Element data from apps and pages
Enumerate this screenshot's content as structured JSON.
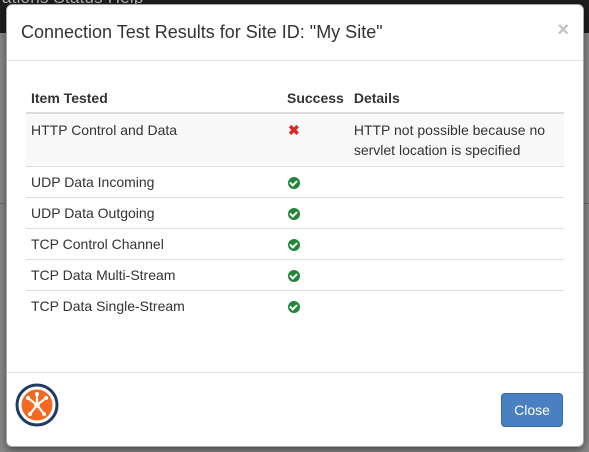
{
  "background": {
    "nav_text": "ations   Status   Help"
  },
  "dialog": {
    "title": "Connection Test Results for Site ID: \"My Site\"",
    "close_symbol": "×",
    "table": {
      "headers": [
        "Item Tested",
        "Success",
        "Details"
      ],
      "rows": [
        {
          "item": "HTTP Control and Data",
          "success": false,
          "details": "HTTP not possible because no servlet location is specified"
        },
        {
          "item": "UDP Data Incoming",
          "success": true,
          "details": ""
        },
        {
          "item": "UDP Data Outgoing",
          "success": true,
          "details": ""
        },
        {
          "item": "TCP Control Channel",
          "success": true,
          "details": ""
        },
        {
          "item": "TCP Data Multi-Stream",
          "success": true,
          "details": ""
        },
        {
          "item": "TCP Data Single-Stream",
          "success": true,
          "details": ""
        }
      ]
    },
    "close_button_label": "Close"
  },
  "colors": {
    "success_icon": "#22863a",
    "failure_icon": "#d9292b",
    "primary_button": "#4a7fc1",
    "logo_orange": "#f26a21",
    "logo_navy": "#1f3b63"
  }
}
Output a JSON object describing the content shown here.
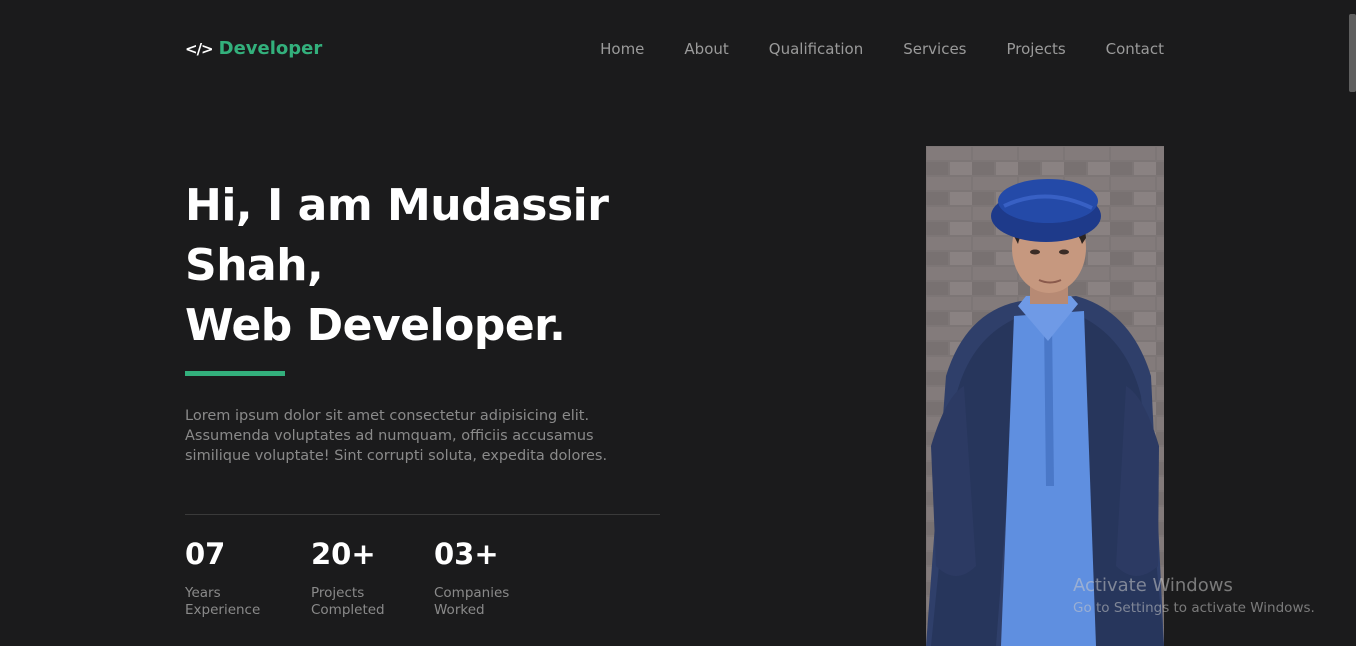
{
  "header": {
    "logo_icon": "</>",
    "logo_text": "Developer",
    "nav": [
      "Home",
      "About",
      "Qualification",
      "Services",
      "Projects",
      "Contact"
    ]
  },
  "hero": {
    "title_lines": [
      "Hi, I am Mudassir",
      "Shah,",
      "Web Developer."
    ],
    "description": "Lorem ipsum dolor sit amet consectetur adipisicing elit. Assumenda voluptates ad numquam, officiis accusamus similique voluptate! Sint corrupti soluta, expedita dolores.",
    "stats": [
      {
        "value": "07",
        "label": "Years Experience"
      },
      {
        "value": "20+",
        "label": "Projects Completed"
      },
      {
        "value": "03+",
        "label": "Companies Worked"
      }
    ]
  },
  "watermark": {
    "title": "Activate Windows",
    "subtitle": "Go to Settings to activate Windows."
  },
  "colors": {
    "background": "#1b1b1c",
    "accent": "#33b07c",
    "heading": "#ffffff",
    "muted": "#8a8a8a"
  },
  "icons": {
    "logo": "code-icon"
  }
}
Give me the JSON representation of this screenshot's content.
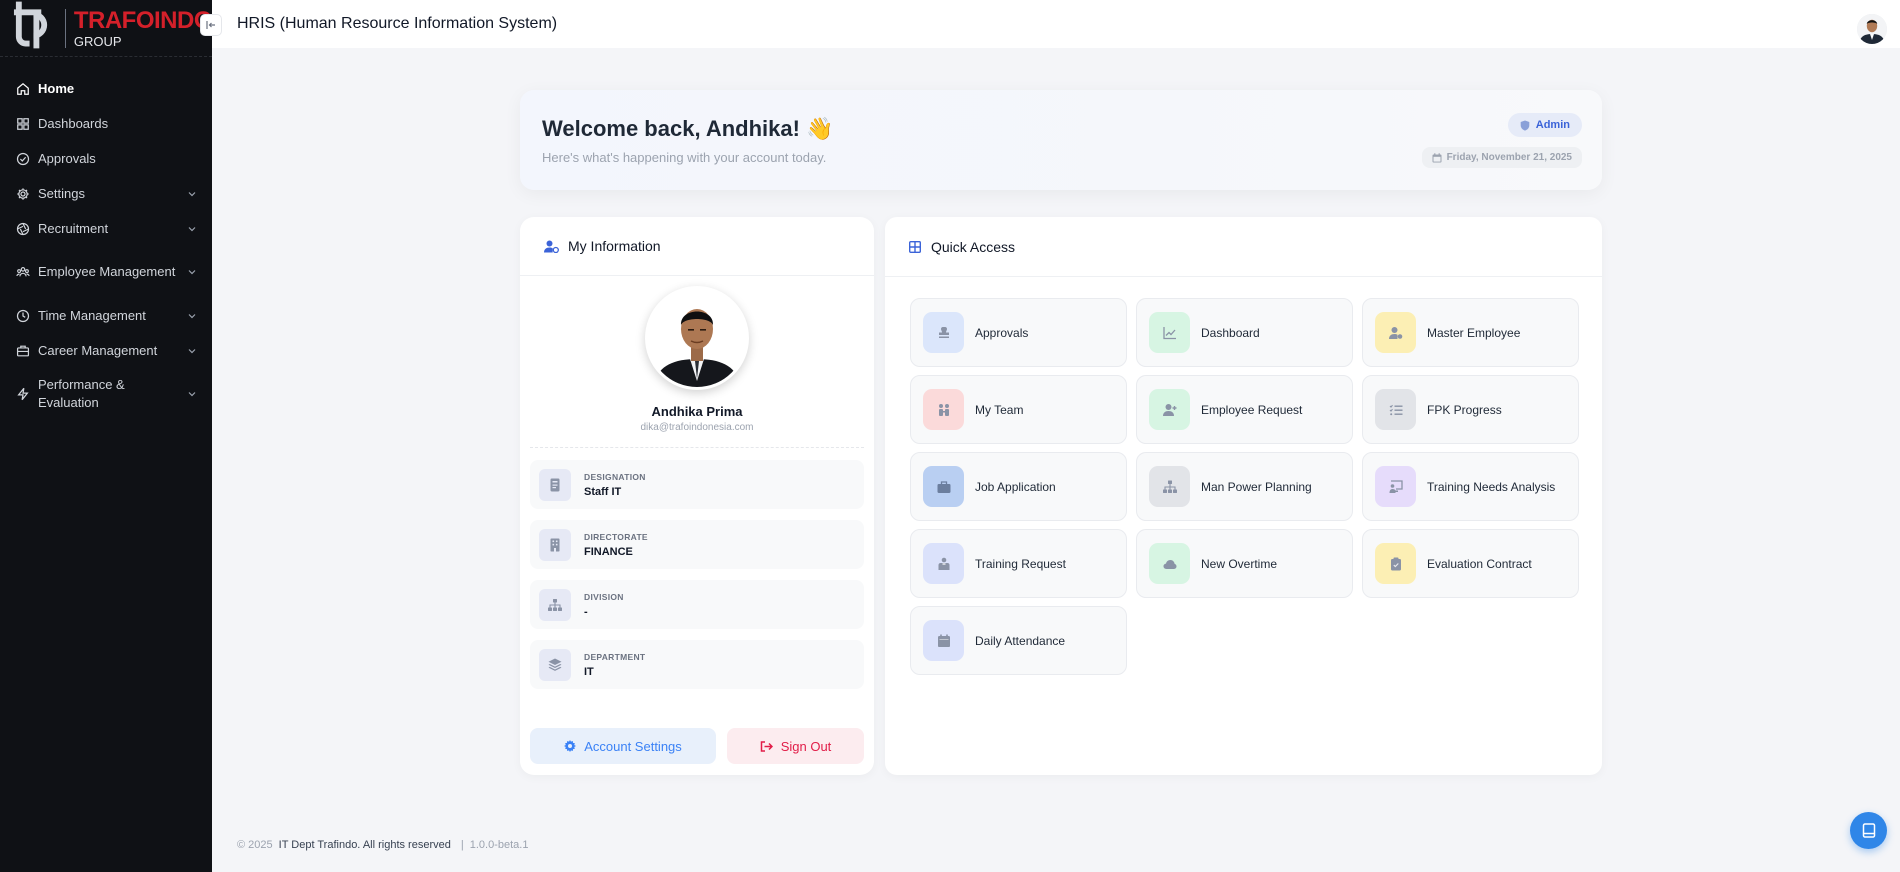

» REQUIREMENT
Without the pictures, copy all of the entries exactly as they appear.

» ANSWER SPACE
Enumerate this screenshot's content as structured JSON.
{
  "background": {
    "nav_text": "ations   Status   Help"
  },
  "dialog": {
    "title": "Connection Test Results for Site ID: \"My Site\"",
    "close_symbol": "×",
    "table": {
      "headers": [
        "Item Tested",
        "Success",
        "Details"
      ],
      "rows": [
        {
          "item": "HTTP Control and Data",
          "success": false,
          "details": "HTTP not possible because no servlet location is specified"
        },
        {
          "item": "UDP Data Incoming",
          "success": true,
          "details": ""
        },
        {
          "item": "UDP Data Outgoing",
          "success": true,
          "details": ""
        },
        {
          "item": "TCP Control Channel",
          "success": true,
          "details": ""
        },
        {
          "item": "TCP Data Multi-Stream",
          "success": true,
          "details": ""
        },
        {
          "item": "TCP Data Single-Stream",
          "success": true,
          "details": ""
        }
      ]
    },
    "close_button_label": "Close"
  },
  "colors": {
    "success_icon": "#22863a",
    "failure_icon": "#d9292b",
    "primary_button": "#4a7fc1",
    "logo_orange": "#f26a21",
    "logo_navy": "#1f3b63"
  }
}
Output a JSON object describing the content shown here.
{
  "header": {
    "logo_icon": "</>",
    "logo_text": "Developer",
    "nav": [
      "Home",
      "About",
      "Qualification",
      "Services",
      "Projects",
      "Contact"
    ]
  },
  "hero": {
    "title_lines": [
      "Hi, I am Mudassir",
      "Shah,",
      "Web Developer."
    ],
    "description": "Lorem ipsum dolor sit amet consectetur adipisicing elit. Assumenda voluptates ad numquam, officiis accusamus similique voluptate! Sint corrupti soluta, expedita dolores.",
    "stats": [
      {
        "value": "07",
        "label": "Years Experience"
      },
      {
        "value": "20+",
        "label": "Projects Completed"
      },
      {
        "value": "03+",
        "label": "Companies Worked"
      }
    ]
  },
  "watermark": {
    "title": "Activate Windows",
    "subtitle": "Go to Settings to activate Windows."
  },
  "colors": {
    "background": "#1b1b1c",
    "accent": "#33b07c",
    "heading": "#ffffff",
    "muted": "#8a8a8a"
  },
  "icons": {
    "logo": "code-icon"
  }
}
Give me the JSON representation of this screenshot's content.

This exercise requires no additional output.